Ecosystem services are very hard to value and very hard to prove that there is an economic benefit. My experience, which is small, is that these are easier to value as cost replacement, ie fencing, planting opportunity cost of the land versus habitat, freshwater quality and infrastructure protection through flood mitigation.
HWEN is still a tax with minimal mitigation available that is scalable and cost effective.
I agree with the person above the differnt versions just mean they can keep things murky until a final decision is made
The current decline in the price of NZUs is a direct consequence of the Govt decision in the week just before Xmas to not accept the CCC advice re maximum and minimum carbon prices and the use of buffer funds. The timing was exquisite as it slipped right under the radar of the media, who in any case would largely not have understood the implications. Let there be no doubt, the ETS system is now in disarray. The political implications are huge.
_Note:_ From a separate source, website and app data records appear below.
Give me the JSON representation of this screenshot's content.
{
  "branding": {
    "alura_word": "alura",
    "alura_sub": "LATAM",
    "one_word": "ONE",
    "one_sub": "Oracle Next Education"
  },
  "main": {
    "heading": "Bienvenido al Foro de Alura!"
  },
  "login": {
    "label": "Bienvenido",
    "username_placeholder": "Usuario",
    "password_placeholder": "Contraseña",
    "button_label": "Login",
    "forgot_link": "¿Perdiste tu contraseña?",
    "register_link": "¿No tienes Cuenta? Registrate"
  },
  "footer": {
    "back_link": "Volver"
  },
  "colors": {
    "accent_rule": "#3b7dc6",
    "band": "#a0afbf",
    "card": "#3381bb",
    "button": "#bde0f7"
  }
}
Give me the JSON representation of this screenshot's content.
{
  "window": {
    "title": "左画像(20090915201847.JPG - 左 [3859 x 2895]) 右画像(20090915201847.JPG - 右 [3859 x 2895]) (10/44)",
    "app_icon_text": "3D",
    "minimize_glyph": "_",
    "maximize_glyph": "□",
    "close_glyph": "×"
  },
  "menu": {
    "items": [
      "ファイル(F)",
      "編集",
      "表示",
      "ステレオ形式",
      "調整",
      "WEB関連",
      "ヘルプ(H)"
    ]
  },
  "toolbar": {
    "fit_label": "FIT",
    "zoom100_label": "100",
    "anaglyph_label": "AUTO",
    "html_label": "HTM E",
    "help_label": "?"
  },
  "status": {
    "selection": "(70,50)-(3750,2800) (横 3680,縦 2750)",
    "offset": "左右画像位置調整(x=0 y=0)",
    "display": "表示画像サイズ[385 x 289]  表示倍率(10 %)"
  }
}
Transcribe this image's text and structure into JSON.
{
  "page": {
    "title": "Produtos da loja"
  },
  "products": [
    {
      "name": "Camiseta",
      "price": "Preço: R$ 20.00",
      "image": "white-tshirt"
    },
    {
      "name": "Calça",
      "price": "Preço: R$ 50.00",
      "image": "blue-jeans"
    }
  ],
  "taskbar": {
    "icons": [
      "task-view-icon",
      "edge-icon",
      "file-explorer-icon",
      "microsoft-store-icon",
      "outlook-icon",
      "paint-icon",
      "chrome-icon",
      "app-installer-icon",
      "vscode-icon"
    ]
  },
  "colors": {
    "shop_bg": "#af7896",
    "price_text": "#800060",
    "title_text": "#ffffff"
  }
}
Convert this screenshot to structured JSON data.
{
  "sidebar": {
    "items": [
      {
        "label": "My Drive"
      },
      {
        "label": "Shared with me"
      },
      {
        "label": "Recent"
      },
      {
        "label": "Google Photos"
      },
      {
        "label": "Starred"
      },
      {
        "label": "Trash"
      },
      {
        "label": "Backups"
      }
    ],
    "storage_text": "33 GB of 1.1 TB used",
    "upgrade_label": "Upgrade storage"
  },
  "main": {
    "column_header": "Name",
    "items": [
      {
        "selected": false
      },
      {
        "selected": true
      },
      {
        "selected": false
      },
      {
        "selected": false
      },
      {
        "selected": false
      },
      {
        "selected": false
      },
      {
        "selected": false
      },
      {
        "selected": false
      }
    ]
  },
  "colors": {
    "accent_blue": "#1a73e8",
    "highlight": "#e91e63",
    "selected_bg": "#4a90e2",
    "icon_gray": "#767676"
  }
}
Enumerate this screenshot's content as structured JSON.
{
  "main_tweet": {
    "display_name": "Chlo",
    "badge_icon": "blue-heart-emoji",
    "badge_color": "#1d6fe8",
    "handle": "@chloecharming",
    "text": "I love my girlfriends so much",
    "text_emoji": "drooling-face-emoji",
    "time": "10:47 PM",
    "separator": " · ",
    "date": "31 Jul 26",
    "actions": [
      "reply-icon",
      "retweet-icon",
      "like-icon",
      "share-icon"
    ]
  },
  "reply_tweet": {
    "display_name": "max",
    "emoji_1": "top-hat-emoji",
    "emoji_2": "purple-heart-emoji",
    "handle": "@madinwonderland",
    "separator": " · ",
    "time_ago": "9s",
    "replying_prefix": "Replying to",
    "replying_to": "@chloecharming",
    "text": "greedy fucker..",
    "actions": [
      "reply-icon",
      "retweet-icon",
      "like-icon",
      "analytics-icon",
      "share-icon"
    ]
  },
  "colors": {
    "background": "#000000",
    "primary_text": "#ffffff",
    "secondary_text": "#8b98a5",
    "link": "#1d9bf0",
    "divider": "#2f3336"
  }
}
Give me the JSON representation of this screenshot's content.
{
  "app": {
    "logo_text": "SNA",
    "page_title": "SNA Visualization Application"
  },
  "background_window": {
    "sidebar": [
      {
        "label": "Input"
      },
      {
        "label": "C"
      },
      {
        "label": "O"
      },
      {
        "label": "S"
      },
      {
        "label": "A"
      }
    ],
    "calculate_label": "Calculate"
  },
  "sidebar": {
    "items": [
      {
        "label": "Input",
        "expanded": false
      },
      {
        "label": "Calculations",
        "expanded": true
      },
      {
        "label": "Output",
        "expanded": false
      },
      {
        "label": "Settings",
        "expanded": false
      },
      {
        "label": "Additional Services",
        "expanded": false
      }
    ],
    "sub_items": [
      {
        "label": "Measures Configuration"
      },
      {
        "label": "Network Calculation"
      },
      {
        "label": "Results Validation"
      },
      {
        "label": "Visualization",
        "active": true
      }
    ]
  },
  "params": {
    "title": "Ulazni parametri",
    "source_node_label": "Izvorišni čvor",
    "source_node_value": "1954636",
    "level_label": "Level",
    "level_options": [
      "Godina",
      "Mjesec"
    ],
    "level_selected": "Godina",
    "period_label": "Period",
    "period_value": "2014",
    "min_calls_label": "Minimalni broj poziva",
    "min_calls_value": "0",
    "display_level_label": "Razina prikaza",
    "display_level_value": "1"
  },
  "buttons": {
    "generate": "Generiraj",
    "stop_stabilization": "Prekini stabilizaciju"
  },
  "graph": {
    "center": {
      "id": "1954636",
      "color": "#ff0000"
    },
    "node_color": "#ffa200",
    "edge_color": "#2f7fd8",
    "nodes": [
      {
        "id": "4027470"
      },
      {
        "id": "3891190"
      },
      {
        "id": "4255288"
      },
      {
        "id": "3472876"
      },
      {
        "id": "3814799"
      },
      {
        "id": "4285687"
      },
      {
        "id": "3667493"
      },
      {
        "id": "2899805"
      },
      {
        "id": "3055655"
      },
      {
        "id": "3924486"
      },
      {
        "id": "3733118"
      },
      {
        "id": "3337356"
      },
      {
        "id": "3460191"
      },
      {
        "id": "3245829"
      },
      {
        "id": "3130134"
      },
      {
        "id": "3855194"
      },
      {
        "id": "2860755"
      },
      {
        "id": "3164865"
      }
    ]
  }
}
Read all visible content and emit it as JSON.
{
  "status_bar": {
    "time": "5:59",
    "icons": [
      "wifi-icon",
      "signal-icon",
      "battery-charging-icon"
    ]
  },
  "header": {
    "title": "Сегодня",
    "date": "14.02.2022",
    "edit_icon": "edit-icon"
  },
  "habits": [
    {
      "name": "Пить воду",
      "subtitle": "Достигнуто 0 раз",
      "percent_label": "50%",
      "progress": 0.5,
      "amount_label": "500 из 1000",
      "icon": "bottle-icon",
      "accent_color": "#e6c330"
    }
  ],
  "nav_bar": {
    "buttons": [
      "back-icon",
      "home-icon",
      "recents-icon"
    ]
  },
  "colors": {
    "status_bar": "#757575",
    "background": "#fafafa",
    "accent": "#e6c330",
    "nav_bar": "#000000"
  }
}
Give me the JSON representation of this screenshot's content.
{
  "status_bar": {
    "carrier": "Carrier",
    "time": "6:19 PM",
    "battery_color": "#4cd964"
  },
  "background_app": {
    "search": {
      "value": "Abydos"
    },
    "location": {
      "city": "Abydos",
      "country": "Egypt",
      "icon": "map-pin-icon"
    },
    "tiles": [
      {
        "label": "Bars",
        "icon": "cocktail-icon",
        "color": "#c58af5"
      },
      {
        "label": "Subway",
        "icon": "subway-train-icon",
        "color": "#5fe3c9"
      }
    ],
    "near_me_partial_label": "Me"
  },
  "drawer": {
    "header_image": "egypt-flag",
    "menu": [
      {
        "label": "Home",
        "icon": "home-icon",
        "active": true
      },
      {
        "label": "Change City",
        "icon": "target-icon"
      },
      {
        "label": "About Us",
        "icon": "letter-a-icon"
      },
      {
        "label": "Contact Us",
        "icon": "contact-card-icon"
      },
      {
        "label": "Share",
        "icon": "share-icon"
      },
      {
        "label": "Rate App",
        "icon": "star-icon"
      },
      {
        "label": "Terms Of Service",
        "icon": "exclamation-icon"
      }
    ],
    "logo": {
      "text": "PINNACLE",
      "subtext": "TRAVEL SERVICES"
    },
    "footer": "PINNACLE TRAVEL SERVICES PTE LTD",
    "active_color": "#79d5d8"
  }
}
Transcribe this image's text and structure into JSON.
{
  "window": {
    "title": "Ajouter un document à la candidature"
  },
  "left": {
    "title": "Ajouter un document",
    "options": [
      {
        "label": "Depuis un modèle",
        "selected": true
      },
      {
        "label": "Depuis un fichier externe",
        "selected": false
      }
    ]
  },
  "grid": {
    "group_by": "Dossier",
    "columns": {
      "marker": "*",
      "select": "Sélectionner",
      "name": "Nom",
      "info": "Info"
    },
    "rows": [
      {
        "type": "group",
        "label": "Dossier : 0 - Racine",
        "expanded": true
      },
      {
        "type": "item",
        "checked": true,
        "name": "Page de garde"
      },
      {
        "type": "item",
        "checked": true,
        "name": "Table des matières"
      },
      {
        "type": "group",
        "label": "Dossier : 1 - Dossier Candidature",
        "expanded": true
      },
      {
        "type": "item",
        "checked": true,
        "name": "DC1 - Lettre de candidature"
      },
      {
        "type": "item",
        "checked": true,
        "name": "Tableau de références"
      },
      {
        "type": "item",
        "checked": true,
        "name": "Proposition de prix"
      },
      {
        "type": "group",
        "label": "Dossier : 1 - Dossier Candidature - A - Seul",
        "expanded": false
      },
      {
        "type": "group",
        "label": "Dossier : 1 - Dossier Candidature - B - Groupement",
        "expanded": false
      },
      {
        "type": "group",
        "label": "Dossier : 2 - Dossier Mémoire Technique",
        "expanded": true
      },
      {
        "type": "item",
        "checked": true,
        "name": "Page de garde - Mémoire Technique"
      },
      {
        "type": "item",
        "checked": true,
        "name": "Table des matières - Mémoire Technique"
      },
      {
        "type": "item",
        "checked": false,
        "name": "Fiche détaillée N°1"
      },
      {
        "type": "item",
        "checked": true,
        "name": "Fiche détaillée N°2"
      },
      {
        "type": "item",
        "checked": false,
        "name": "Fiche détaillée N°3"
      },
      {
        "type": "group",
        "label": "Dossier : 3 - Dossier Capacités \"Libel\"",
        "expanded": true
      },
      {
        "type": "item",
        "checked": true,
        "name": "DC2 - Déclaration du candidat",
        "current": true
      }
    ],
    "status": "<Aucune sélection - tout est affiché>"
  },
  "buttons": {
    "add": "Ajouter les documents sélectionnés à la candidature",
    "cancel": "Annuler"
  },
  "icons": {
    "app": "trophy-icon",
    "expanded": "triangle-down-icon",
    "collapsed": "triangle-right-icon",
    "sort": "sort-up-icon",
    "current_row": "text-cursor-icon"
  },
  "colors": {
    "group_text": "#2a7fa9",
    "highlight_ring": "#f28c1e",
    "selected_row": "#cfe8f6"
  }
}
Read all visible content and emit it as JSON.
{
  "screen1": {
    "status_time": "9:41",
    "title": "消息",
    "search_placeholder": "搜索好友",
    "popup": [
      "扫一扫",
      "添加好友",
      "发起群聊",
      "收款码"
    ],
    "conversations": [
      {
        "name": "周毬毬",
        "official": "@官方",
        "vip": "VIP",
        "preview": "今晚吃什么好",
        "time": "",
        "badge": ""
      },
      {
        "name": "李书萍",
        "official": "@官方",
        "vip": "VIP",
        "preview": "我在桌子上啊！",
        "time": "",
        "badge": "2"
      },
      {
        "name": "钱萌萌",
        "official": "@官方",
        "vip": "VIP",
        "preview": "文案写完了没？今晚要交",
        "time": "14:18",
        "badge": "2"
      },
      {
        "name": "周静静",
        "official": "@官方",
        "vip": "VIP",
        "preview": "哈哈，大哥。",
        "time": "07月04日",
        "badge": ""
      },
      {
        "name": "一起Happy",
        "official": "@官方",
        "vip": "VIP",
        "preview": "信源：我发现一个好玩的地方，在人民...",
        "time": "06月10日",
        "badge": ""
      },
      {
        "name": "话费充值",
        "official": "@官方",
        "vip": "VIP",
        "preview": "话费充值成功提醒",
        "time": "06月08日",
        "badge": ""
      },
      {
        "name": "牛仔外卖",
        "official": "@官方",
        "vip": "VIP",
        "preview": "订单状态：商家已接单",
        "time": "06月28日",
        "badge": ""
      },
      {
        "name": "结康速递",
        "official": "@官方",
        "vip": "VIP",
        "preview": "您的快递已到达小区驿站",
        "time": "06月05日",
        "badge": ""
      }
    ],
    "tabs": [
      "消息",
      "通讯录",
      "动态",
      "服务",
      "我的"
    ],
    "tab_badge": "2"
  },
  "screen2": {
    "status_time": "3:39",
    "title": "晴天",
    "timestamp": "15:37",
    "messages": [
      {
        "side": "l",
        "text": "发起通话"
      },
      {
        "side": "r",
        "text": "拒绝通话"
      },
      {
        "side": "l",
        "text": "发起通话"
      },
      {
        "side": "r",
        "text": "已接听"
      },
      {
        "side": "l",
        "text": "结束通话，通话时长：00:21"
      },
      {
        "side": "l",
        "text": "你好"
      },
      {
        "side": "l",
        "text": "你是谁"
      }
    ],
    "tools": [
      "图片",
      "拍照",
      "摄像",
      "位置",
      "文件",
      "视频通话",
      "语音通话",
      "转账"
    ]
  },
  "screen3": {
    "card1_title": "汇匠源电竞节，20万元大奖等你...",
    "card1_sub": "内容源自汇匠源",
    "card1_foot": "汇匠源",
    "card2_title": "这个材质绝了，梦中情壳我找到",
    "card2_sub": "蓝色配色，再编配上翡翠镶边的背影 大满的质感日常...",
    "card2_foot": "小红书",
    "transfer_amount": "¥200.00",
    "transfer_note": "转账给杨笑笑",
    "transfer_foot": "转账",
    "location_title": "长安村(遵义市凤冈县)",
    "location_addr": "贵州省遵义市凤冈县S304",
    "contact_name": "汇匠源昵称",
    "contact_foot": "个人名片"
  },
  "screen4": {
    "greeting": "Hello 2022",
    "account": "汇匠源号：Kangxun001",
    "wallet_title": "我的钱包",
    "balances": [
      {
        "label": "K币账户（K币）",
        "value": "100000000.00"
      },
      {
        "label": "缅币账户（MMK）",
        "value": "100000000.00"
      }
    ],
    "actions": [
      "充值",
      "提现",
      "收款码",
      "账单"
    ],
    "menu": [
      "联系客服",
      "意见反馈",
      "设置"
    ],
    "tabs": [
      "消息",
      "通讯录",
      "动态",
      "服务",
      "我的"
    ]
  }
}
Yes and and no. Your right about govt advice not accepting the CCC CCR price points which will basically increase supply, adding current non ETS forest carbon volumes to this will just make it worse. As well there is the “free allocation” to trade exposed industries.
My main comment was that the Govt HWEN announcement will just increase supply while not really allowing farmers to offset.
Id be interested in what you mean about the political implications.
I see it as driving the price down to allow a cheaper Paris buy out.
The political implications include that the decision by Labour to not accept the CCC recommendation drives a huge gap between the Greens and Labour. I think this will shift a significant number of voters across to the Greens once the schism is understood. There may also be some Blue- Greens who drift across. The Green party itself will have to decide whether they are a Green party independent of left/right consideration) or a Socialist-Left party. Overall I see a much more fractured political scene.
It is important to recognise that most forestry is and will be in HWEN (or whatever emerges out of HWEN). A lot of the current sequestration arguments are about rats and mice issues. This is disappointing given how important issues are thereby getting insufficient attention.
I don’t think it’s in total disarray they have just slowed the price trajectory and kicked the can down the road for a few years. The CCC commission must be wondering what they are doing!!!
How the small areas will be measured and sit inside the ETS, accepted overseas etc is a mystery to me and I know the officials who are bewildered as well.
The Crown has now set the price trajectory with the trigger price and the CCR will be taken each year, also forcing the Crown to spend 100s of millions buying units offshore, and a slow price grind up from here based upon the price points. Internationally you can’t go backwards and Australia’s new price caps line up with our price triggers.
It’s also locked the ETS in now as farmers will be beneficiaries of cash from it and rely on it, many already do now. Remove the ETS and many will struggle – over 3,000 participants now with over 2,000 plus farmers there and growing by the day. They and the other farmers getting in in will not welcome restrictions.
At some stage they will need to limit forests – who do you limit? Farmers, NZ investors, NZ foresters, Iwi ?
Keith, are you and your family OK?
No articles from you for a while.
Have been relying on you to explain the implications of unfolding events
Thank you and all the best
Alas, I have pancreatic cancer and hence the lack of recent writing.
I’m so sad to hear that is the reason that you are not writing.
You make a massive contribution to our primary industries.
Thoughts with you and your family during this time.
I hope every day is better.
Alas, I am distracted by a battle with pancreatic cancer.